Born and raised in St. Thomas, Lord lived in a small home beside his garage with his son, Thomas, his daughter-in-law, Ellen, and his grandson, “Little” Henry. All lived happily until the stroke of a pen by President Coolidge authorizing the construction of the Boulder (Hoover) Dam. Within a decade, more than 250 square miles of desert floor would become flooded by the waters of the Colorado River, and St. Thomas would be no more.
In the early 1930s, the federal government began buying out the residents of St. Thomas, yet the hardheaded Henry Lord, believing the water would never reach his home, refused to sell.
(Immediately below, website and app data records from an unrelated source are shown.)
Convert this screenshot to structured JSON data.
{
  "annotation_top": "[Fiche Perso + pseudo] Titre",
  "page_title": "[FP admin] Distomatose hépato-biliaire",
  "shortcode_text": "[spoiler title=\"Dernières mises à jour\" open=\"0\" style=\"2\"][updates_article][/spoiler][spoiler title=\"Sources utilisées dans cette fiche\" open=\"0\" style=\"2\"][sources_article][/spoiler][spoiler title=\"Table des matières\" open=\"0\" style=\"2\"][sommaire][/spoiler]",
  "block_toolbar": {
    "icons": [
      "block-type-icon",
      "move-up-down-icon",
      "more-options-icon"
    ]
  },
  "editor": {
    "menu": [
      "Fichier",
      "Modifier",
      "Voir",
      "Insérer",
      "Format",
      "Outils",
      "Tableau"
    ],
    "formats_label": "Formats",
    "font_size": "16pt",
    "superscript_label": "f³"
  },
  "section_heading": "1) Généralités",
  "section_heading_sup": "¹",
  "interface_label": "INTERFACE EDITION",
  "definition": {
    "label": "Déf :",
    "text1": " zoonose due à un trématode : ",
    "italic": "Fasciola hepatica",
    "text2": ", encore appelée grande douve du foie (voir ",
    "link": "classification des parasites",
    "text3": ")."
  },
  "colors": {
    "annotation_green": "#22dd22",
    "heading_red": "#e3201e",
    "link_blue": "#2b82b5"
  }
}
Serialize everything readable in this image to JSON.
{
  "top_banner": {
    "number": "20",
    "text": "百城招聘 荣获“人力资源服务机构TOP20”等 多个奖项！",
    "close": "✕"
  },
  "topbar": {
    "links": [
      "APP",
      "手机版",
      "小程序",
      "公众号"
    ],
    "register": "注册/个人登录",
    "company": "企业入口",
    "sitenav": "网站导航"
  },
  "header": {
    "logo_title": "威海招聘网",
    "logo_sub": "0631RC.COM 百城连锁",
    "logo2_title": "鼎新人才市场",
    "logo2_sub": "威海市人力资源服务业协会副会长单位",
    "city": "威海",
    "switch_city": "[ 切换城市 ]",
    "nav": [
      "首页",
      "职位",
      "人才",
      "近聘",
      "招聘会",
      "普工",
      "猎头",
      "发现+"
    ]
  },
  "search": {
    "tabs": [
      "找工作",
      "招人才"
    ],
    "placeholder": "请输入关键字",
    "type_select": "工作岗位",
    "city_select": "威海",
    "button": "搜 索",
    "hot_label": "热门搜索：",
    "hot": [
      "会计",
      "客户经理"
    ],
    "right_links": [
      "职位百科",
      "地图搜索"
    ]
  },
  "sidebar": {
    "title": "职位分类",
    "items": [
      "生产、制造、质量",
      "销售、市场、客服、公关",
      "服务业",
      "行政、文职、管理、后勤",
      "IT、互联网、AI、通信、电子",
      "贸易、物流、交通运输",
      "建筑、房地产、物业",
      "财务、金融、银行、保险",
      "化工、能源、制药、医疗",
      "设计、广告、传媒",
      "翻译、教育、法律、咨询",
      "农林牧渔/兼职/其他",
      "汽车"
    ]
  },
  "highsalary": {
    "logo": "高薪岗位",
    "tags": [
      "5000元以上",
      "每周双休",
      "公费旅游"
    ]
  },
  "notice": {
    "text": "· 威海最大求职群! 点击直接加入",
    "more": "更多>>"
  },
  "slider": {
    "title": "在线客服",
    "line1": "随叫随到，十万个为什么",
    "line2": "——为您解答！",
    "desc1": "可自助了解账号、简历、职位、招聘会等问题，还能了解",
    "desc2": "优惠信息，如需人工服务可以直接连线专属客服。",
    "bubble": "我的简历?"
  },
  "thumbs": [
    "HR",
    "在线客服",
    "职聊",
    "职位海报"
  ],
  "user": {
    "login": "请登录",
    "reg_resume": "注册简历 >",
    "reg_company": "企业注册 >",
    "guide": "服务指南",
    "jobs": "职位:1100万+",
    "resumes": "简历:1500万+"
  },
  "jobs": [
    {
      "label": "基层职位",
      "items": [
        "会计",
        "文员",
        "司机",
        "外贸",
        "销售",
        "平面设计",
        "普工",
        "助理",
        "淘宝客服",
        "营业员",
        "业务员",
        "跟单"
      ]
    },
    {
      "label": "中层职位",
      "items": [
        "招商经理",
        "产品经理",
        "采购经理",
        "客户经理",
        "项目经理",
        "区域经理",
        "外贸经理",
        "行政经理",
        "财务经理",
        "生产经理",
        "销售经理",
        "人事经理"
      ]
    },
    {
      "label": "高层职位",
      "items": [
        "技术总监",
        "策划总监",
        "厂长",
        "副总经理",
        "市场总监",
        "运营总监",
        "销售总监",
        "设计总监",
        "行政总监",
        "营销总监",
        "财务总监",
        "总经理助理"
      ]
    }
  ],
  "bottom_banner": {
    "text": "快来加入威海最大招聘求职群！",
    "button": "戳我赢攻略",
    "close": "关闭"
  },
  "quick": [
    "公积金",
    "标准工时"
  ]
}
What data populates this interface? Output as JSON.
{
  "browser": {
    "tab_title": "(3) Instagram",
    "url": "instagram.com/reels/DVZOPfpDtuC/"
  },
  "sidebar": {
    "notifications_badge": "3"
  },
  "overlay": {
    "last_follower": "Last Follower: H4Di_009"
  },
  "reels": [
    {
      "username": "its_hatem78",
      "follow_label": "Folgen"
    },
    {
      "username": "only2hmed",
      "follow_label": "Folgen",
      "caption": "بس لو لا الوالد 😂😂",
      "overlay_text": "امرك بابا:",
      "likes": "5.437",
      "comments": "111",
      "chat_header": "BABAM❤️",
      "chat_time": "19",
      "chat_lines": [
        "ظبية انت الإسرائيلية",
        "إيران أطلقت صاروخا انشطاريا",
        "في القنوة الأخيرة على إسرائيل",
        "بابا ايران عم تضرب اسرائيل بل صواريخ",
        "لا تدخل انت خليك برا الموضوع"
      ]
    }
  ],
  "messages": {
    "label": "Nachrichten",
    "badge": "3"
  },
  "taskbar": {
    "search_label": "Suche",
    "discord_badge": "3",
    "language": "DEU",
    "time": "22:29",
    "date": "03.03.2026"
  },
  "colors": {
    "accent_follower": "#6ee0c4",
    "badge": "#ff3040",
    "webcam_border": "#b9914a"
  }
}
It was a mistake that would cost him—and his family—dearly.
Lords of St. Thomas details the tragedies and conflicts endured by a family fighting an unwinnable battle, and their hectic and terrifying escape from the flood waters that finally surge across the threshold of their front door. Surprisingly, it also shows that, sometimes, you can go home again, as Little Henry returns to St. Thomas 60 years later, after Lake Mead recedes, to retrieve a treasure he left behind—and to fulfill a promise he made as a child.
Advance Praise for Lords of St. Thomas
“Jackson Ellis’s Lords of St. Thomas is the dramatic story of the beleaguered Lord family, forced off their land by the creation of Lake Mead. At the heart of the book are the patriarch Henry Lord, who refuses to leave his doomed home and town, and his young grandson and namesake. Lords of St. Thomas is both a terrific coming-of-age story and an exact and haunting evocation of a bygone time and place. What’s more, it’s a great read. I loved every page.”
—Howard Frank Mosher, author of Disappearances and A Stranger in the Kingdom
“Lords of St. Thomas is a timely, tender, thought-provoking family saga about the importance of keeping promises — no matter how long they take to fulfill. With a playful touch, Jackson Ellis has gifted us with a daring story rich in premise and intrigue with just the right amount of suspense and pathos.” —Nathaniel G. Moore, author of Savage 1986-2011
“Ellis’s totally transporting coming-of-age tale takes you to a world or scorching sun, unstoppable storms, and acutely observed heartache. Lords of St. Thomas manages to exist on two planes, succeeding both as compelling historical fiction about one man’s steadfast refusal to give in to the rising tide of modernity, and as a beautifully elegiac tribute to lives (and a way of life) now lost. A fascinating, fast-paced, and frequently lovely examination of human struggle in the face of constant change.” —Jeremy Robert Johnson, author of Entropy in Bloom
- Launch at AWP-18 in Tampa with GWP’s featured reading on-site.
- Author will tour Vermont bookstores throughout the spring with print, TV, and radio features
- Book tie-in with climate change national website/blog tour with through line about people displaced by water.
- Author will be featured in Vermont Sierra Club’s newsletter and multiple tours in southwest area will follow.
About the Author
Jackson Ellis is an author and editor from Vermont, brought up in the Ludlow/Plymouth area and now living in Burlington with his wife, Nathalia, and daughter, Sophie. His short fiction has previously appeared in The Vermont Literary Review, Sheepshead Review, The Birmingham Arts Journal, Broken Pencil, East Coast Literary Review, Midwest Literary Magazine, and The Journal of Microliterature.
5.5 x 8.25; 160 pages; $19.95
Pub Date: March 8, 2018
BISACS: FIC014000 (FICTION / Historical), Literary and Coming-of-Age
Available wherever books are sold. Launch at AWP-18 in Tampa.